* **Task item**
What should come back is the data below, word for word, minus any picture.

* **Given data**
====

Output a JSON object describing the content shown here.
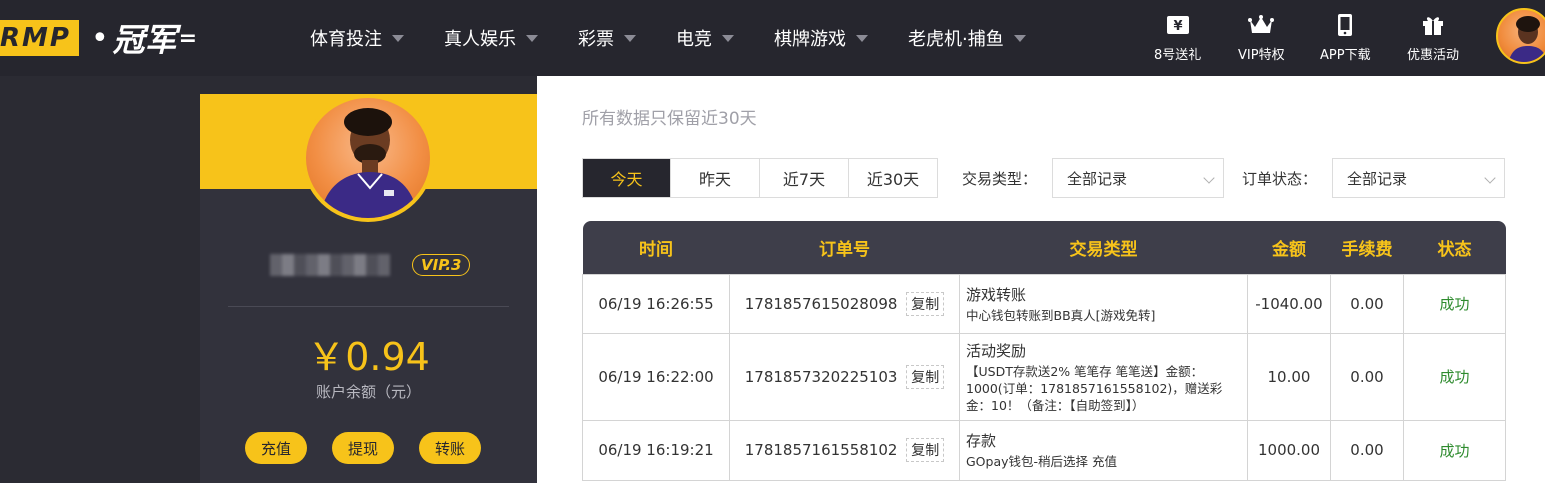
{
  "header": {
    "logo": {
      "box_text": "RMP",
      "name": "冠军",
      "tail": ""
    },
    "nav": [
      {
        "label": "体育投注"
      },
      {
        "label": "真人娱乐"
      },
      {
        "label": "彩票"
      },
      {
        "label": "电竞"
      },
      {
        "label": "棋牌游戏"
      },
      {
        "label": "老虎机·捕鱼"
      }
    ],
    "quick": [
      {
        "label": "8号送礼",
        "icon": "yen-ticket-icon"
      },
      {
        "label": "VIP特权",
        "icon": "crown-icon"
      },
      {
        "label": "APP下载",
        "icon": "phone-icon"
      },
      {
        "label": "优惠活动",
        "icon": "gift-icon"
      }
    ]
  },
  "profile": {
    "vip_level": "VIP.3",
    "balance": "￥0.94",
    "balance_label": "账户余额（元）",
    "actions": [
      {
        "label": "充值"
      },
      {
        "label": "提现"
      },
      {
        "label": "转账"
      }
    ]
  },
  "main": {
    "note": "所有数据只保留近30天",
    "date_tabs": [
      {
        "label": "今天",
        "active": true
      },
      {
        "label": "昨天",
        "active": false
      },
      {
        "label": "近7天",
        "active": false
      },
      {
        "label": "近30天",
        "active": false
      }
    ],
    "filters": {
      "type_label": "交易类型：",
      "type_value": "全部记录",
      "status_label": "订单状态：",
      "status_value": "全部记录"
    },
    "table": {
      "headers": [
        "时间",
        "订单号",
        "交易类型",
        "金额",
        "手续费",
        "状态"
      ],
      "copy_label": "复制",
      "rows": [
        {
          "time": "06/19 16:26:55",
          "order": "1781857615028098",
          "type_title": "游戏转账",
          "type_desc": "中心钱包转账到BB真人[游戏免转]",
          "amount": "-1040.00",
          "fee": "0.00",
          "status": "成功"
        },
        {
          "time": "06/19 16:22:00",
          "order": "1781857320225103",
          "type_title": "活动奖励",
          "type_desc": "【USDT存款送2% 笔笔存 笔笔送】金额：1000(订单：1781857161558102)，赠送彩金：10！（备注：【自助签到】）",
          "amount": "10.00",
          "fee": "0.00",
          "status": "成功"
        },
        {
          "time": "06/19 16:19:21",
          "order": "1781857161558102",
          "type_title": "存款",
          "type_desc": "GOpay钱包-稍后选择 充值",
          "amount": "1000.00",
          "fee": "0.00",
          "status": "成功"
        }
      ]
    }
  },
  "colors": {
    "accent": "#f7c31a",
    "nav_bg": "#26262e",
    "success": "#2e8b2e"
  }
}
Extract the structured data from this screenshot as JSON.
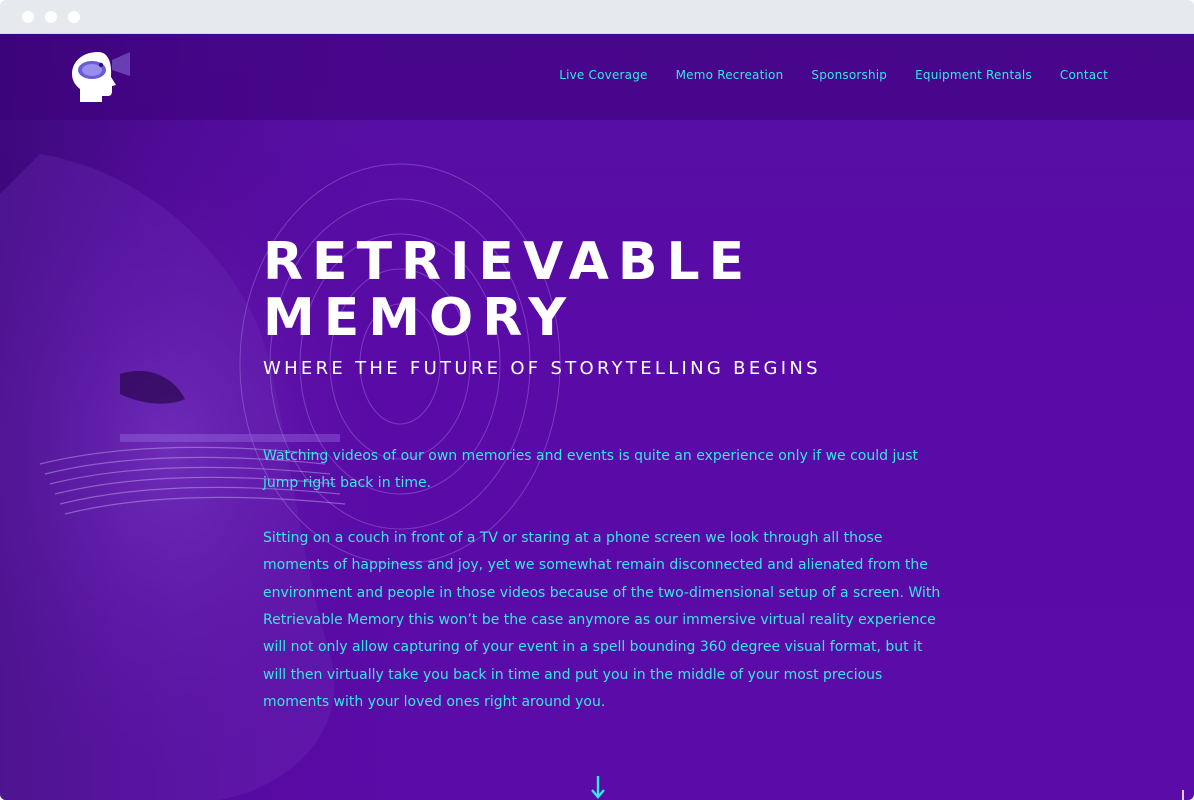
{
  "window": {
    "controls": [
      "close",
      "minimize",
      "maximize"
    ]
  },
  "header": {
    "logo_icon": "head-vr-logo-icon",
    "nav": [
      {
        "label": "Live Coverage"
      },
      {
        "label": "Memo Recreation"
      },
      {
        "label": "Sponsorship"
      },
      {
        "label": "Equipment Rentals"
      },
      {
        "label": "Contact"
      }
    ]
  },
  "hero": {
    "title_line1": "RETRIEVABLE",
    "title_line2": "MEMORY",
    "subtitle": "WHERE THE FUTURE OF STORYTELLING BEGINS",
    "paragraph1": "Watching videos of our own memories and events is quite an experience only if we could just jump right back in time.",
    "paragraph2": "Sitting on a couch in front of a TV or staring at a phone screen we look through all those moments of happiness and joy, yet we somewhat remain disconnected and alienated from the environment and people in those videos because of the two-dimensional setup of a screen. With Retrievable Memory this won’t be the case anymore as our immersive virtual reality experience will not only allow capturing of your event in a spell bounding 360 degree visual format, but it will then virtually take you back in time and put you in the middle of your most precious moments with your loved ones right around you.",
    "scroll_icon": "arrow-down-icon"
  },
  "colors": {
    "background": "#5a0aa6",
    "accent": "#38e6e4",
    "heading": "#ffffff",
    "header_bar": "#3c0078"
  }
}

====

* **Written reply**
Output a JSON object describing the content shown here.
{
  "header": {
    "logo": {
      "box_text": "RMP",
      "name": "冠军",
      "tail": ""
    },
    "nav": [
      {
        "label": "体育投注"
      },
      {
        "label": "真人娱乐"
      },
      {
        "label": "彩票"
      },
      {
        "label": "电竞"
      },
      {
        "label": "棋牌游戏"
      },
      {
        "label": "老虎机·捕鱼"
      }
    ],
    "quick": [
      {
        "label": "8号送礼",
        "icon": "yen-ticket-icon"
      },
      {
        "label": "VIP特权",
        "icon": "crown-icon"
      },
      {
        "label": "APP下载",
        "icon": "phone-icon"
      },
      {
        "label": "优惠活动",
        "icon": "gift-icon"
      }
    ]
  },
  "profile": {
    "vip_level": "VIP.3",
    "balance": "￥0.94",
    "balance_label": "账户余额（元）",
    "actions": [
      {
        "label": "充值"
      },
      {
        "label": "提现"
      },
      {
        "label": "转账"
      }
    ]
  },
  "main": {
    "note": "所有数据只保留近30天",
    "date_tabs": [
      {
        "label": "今天",
        "active": true
      },
      {
        "label": "昨天",
        "active": false
      },
      {
        "label": "近7天",
        "active": false
      },
      {
        "label": "近30天",
        "active": false
      }
    ],
    "filters": {
      "type_label": "交易类型：",
      "type_value": "全部记录",
      "status_label": "订单状态：",
      "status_value": "全部记录"
    },
    "table": {
      "headers": [
        "时间",
        "订单号",
        "交易类型",
        "金额",
        "手续费",
        "状态"
      ],
      "copy_label": "复制",
      "rows": [
        {
          "time": "06/19 16:26:55",
          "order": "1781857615028098",
          "type_title": "游戏转账",
          "type_desc": "中心钱包转账到BB真人[游戏免转]",
          "amount": "-1040.00",
          "fee": "0.00",
          "status": "成功"
        },
        {
          "time": "06/19 16:22:00",
          "order": "1781857320225103",
          "type_title": "活动奖励",
          "type_desc": "【USDT存款送2% 笔笔存 笔笔送】金额：1000(订单：1781857161558102)，赠送彩金：10！（备注：【自助签到】）",
          "amount": "10.00",
          "fee": "0.00",
          "status": "成功"
        },
        {
          "time": "06/19 16:19:21",
          "order": "1781857161558102",
          "type_title": "存款",
          "type_desc": "GOpay钱包-稍后选择 充值",
          "amount": "1000.00",
          "fee": "0.00",
          "status": "成功"
        }
      ]
    }
  },
  "colors": {
    "accent": "#f7c31a",
    "nav_bg": "#26262e",
    "success": "#2e8b2e"
  }
}
Extract the structured data from this screenshot as JSON.
{
  "window": {
    "controls": [
      "close",
      "minimize",
      "maximize"
    ]
  },
  "header": {
    "logo_icon": "head-vr-logo-icon",
    "nav": [
      {
        "label": "Live Coverage"
      },
      {
        "label": "Memo Recreation"
      },
      {
        "label": "Sponsorship"
      },
      {
        "label": "Equipment Rentals"
      },
      {
        "label": "Contact"
      }
    ]
  },
  "hero": {
    "title_line1": "RETRIEVABLE",
    "title_line2": "MEMORY",
    "subtitle": "WHERE THE FUTURE OF STORYTELLING BEGINS",
    "paragraph1": "Watching videos of our own memories and events is quite an experience only if we could just jump right back in time.",
    "paragraph2": "Sitting on a couch in front of a TV or staring at a phone screen we look through all those moments of happiness and joy, yet we somewhat remain disconnected and alienated from the environment and people in those videos because of the two-dimensional setup of a screen. With Retrievable Memory this won’t be the case anymore as our immersive virtual reality experience will not only allow capturing of your event in a spell bounding 360 degree visual format, but it will then virtually take you back in time and put you in the middle of your most precious moments with your loved ones right around you.",
    "scroll_icon": "arrow-down-icon"
  },
  "colors": {
    "background": "#5a0aa6",
    "accent": "#38e6e4",
    "heading": "#ffffff",
    "header_bar": "#3c0078"
  }
}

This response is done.